Leanne Torres finds her daughter’s first day of school is a big adventure for them both.

If I try really hard, I can just about remember my first day of school. Maybe it’s the photo that triggers my memory – there I am with my big toothy grin in the shiny new, oversized school uniform my mother pressed to perfection. I can’t really remember how I felt, although I’m sure I was excited about finally breaking free of my mum’s apron strings and joining the big, wide world. I do remember the smells – new pencils, freshly polished school shoes and over-ripe banana when my schoolbag sprung open.

It’s one of those milestones parents talk about for years

Almost four decades later, and my daughter’s first day of school is no different. It may be a new century, and I wear a lanyard instead of an apron, but it still evokes feelings of anticipation and excitement that keep my daughter restless in bed the night before. Upon waking, she forgets for a split second that this is the special day she’s been waiting for.
Although she’s been in preschool and childcare for most of her life, this is different for her and me. It’s one of those milestones parents talk about for years to come. The start of so many new experiences, such as reading, writing, learning maths, sports carnivals, borrowing books from the library and trips to the canteen. It’s when you first make those all-important connections, some of which may even last a lifetime.

My daughter buttons up her huge blue-check dress and fastens the velcro on her brand-new shoes.
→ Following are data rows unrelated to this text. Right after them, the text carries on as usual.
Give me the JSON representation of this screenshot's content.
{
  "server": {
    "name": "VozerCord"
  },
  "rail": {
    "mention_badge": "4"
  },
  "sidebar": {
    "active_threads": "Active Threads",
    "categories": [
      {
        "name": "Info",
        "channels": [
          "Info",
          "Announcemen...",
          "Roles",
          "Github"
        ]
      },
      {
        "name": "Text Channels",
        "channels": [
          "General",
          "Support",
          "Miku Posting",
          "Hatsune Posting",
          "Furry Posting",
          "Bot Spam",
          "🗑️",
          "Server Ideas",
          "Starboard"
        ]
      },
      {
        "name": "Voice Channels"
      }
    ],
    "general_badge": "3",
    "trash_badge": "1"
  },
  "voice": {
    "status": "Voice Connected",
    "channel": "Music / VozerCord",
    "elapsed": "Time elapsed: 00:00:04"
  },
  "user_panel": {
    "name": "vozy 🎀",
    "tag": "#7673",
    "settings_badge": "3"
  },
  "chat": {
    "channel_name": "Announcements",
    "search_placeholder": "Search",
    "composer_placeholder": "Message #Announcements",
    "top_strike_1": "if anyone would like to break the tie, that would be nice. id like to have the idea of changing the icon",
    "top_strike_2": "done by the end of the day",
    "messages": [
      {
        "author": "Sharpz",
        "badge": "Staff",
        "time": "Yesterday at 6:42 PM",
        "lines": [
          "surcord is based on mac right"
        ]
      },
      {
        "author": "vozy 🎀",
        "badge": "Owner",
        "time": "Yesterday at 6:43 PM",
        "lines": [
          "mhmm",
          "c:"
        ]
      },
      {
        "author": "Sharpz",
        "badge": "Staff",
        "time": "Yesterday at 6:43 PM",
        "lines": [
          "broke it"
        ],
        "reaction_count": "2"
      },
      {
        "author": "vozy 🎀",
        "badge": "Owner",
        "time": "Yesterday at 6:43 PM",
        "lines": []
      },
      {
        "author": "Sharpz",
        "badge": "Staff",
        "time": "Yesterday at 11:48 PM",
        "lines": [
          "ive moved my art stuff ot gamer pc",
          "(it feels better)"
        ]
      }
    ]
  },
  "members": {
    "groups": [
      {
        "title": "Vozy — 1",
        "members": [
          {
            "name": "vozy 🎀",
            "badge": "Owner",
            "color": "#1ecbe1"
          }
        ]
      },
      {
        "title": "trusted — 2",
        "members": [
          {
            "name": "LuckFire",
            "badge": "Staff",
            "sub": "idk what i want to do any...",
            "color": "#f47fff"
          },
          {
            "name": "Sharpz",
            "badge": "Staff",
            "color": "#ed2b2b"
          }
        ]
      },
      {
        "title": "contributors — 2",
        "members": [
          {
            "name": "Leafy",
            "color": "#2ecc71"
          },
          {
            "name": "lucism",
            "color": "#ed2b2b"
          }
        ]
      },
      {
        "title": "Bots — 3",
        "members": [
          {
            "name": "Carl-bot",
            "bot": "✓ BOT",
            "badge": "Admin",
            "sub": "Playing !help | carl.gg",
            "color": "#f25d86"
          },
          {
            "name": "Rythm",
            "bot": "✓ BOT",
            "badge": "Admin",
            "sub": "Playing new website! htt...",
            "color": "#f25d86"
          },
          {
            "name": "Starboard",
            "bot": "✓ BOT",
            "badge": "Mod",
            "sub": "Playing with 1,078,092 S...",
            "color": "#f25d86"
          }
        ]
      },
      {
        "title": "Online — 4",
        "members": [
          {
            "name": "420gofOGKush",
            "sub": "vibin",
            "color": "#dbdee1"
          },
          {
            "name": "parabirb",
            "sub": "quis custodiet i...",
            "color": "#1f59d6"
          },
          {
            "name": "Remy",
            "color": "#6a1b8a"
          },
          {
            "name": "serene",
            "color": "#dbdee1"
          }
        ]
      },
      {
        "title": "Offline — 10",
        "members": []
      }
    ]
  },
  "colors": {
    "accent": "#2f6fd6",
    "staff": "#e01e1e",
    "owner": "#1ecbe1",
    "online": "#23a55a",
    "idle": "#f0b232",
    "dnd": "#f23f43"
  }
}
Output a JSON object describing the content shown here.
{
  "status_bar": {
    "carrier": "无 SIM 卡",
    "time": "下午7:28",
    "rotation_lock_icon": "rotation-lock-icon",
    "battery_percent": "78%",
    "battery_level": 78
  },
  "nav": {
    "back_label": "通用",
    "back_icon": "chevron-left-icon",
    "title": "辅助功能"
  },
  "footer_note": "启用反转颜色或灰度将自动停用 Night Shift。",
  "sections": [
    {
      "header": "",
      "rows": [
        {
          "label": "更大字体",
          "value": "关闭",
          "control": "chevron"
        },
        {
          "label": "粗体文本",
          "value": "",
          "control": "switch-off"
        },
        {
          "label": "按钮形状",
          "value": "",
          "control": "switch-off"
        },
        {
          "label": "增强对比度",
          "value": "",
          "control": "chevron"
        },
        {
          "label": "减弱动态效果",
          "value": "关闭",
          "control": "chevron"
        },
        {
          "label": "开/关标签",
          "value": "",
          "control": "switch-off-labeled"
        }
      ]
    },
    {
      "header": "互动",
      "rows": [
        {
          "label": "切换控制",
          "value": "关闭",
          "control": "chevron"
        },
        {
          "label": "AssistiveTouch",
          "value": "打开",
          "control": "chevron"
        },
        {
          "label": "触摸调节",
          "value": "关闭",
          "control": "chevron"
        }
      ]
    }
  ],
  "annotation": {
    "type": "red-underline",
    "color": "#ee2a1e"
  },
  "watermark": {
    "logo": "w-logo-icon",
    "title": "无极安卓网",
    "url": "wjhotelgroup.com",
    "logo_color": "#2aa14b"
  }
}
The final touch is the wide-brimmed hat. The giant backpack is positioned on her tiny shoulders, causing her to stagger backwards like a little drunken sailor. We take photos from every angle – the front, the side displaying the mammoth backpack, walking through the back gate, getting into the car, getting out of the car and standing in front of the school. These photos will inevitably be displayed on a large screen at her 21st birthday.

For a few seconds, as we stand out the front of the school, there’s a quiet peacefulness – a snapshot I file away in my mind of my little girl letting go of me and taking that first giant step. I know this is the beginning of a lifetime of bittersweet goodbyes, but there’s a wonderful joy, too. She is starting what will be some of the best years of her life.

I wipe my cheeks and we open the old front-office door. There are little ones everywhere dressed in blue and yellow, some with ribbons and headbands, others with sturdy new cargo shorts and freshly cut hair.

Little fingers tap on the fish tank while they wait. My daughter grabs hold of my hand and anxiously presses her body into mine. I squeeze her hand, bend down and look into her wide eyes. “Everything’s going to be okay,” I tell her softly. “It’s going to be the best day ever, you’ll see.”

I hold on to that thought, and five hours and three coffees later I’m searching through a sea of faces in the school pick-up zone. Then out she struts with spots of green paint on her new dress – remnants of her first masterpiece – and the gigantic backpack slung over her shoulder. I watch her laugh and chat with her new peers, completely absorbed in school life, before she catches my eye and runs to me.

Illustration by Amanda Upton